• You may not put two or more “X” pieces next to each other.
• You must make a complete 360º ring.

How many patterns of X/O pieces, ignoring rotation, can you find, that make complete rings and satisfy the rules?

For example, here is how the diatonic scale looks at different angles:

(This counts as one pattern.)

Mathematically-minded readers may notice that this puzzle is similar to asking which of the 77 integer partitions of the number 12 correspond to one or more X/O patterns that follow the above rules.

Hopefully the analogy to scales is obvious, with “X” pieces corresponding to semitone steps, and “O” pieces corresponding to whole-tone steps.

For scales consisting of semitones and whole-tones, only four scale types are possible (click or tap here to spoil the puzzle and see pictures):

These scales, coupled with the chromatic scale, are the foundation of jazz theory and the focus of Harmonious.

From the previous section on Evenness & Clusters, we also see that these scales are at the heart of the action:

• The whole-tone scale is perfectly even.
• The diatonic scale is maximally even.
• The acoustic scale is nearly as even as the diatonic scale.
• The octatonic (diminished) scale is also maximally even.

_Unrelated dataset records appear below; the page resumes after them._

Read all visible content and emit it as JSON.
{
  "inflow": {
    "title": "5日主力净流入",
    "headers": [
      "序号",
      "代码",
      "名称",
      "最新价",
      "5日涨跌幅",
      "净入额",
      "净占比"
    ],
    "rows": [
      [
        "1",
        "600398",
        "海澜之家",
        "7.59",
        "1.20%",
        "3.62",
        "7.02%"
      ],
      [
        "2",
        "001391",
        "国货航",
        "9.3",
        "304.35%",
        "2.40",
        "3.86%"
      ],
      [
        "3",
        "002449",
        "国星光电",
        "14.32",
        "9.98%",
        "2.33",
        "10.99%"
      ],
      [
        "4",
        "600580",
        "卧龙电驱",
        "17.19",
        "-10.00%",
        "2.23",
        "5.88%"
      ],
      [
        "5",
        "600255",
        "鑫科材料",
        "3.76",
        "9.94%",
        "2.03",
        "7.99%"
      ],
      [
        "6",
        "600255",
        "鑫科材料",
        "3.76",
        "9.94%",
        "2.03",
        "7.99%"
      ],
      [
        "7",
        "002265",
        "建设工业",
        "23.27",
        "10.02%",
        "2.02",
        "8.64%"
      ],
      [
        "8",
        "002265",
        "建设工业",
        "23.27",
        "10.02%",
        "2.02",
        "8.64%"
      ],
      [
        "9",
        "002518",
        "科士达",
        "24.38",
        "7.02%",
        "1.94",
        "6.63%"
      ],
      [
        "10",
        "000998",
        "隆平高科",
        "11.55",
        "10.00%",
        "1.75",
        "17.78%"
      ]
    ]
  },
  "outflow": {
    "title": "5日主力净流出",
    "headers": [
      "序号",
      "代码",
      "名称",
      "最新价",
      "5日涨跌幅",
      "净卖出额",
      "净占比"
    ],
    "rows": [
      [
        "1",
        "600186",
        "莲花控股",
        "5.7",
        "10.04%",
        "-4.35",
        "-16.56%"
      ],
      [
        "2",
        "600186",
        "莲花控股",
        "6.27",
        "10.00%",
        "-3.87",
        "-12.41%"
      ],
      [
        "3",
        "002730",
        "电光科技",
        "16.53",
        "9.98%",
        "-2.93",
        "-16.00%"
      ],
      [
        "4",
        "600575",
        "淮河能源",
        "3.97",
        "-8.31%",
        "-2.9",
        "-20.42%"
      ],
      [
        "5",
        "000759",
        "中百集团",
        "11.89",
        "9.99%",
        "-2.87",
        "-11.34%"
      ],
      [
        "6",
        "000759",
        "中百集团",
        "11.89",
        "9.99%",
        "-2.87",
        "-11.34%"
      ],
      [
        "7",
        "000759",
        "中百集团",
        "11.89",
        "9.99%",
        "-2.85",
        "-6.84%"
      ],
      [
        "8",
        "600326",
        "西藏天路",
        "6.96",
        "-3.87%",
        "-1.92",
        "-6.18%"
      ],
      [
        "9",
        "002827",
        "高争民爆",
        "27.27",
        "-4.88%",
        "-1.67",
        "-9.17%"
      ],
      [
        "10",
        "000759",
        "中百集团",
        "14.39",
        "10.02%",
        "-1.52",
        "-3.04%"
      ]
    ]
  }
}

In fact, there are no other cluster-free eight note scales, and the only other cluster-free seven-note scales are the two seven-note subsets of the diminished scale, and the harmonic major and minor scales (more below).

## Neighboring Scales

A careful look at the diagram in the section on Evenness & Clusters (reproduced above) will reveal some nearby scales that almost make the cut, and which are not just simple subsets of the above four scales. (In every case, these are marked with a red triangle or double triangle; one has a dot to indicate its limited mode-count.)

The three scales that collect up all of the red-triangle set classes and their subsets are the following:

In both cases, the presence of the minor third makes these scales less regular and more uneven or ungainly, which may partially explain why they are less common in jazz theory. Overall they are fairly even and interesting harmonically, so their modes are still worth exploring.

The red triangle represents the fact that each harmonic major or minor scale has three scales that are each a semitone voice-leading step away: one harmonic minor or major, one acoustic (melodic minor), and one diatonic (major) scale.

## The Rest of the Shapes

The remaining shapes in the evenness chart are easy to explain: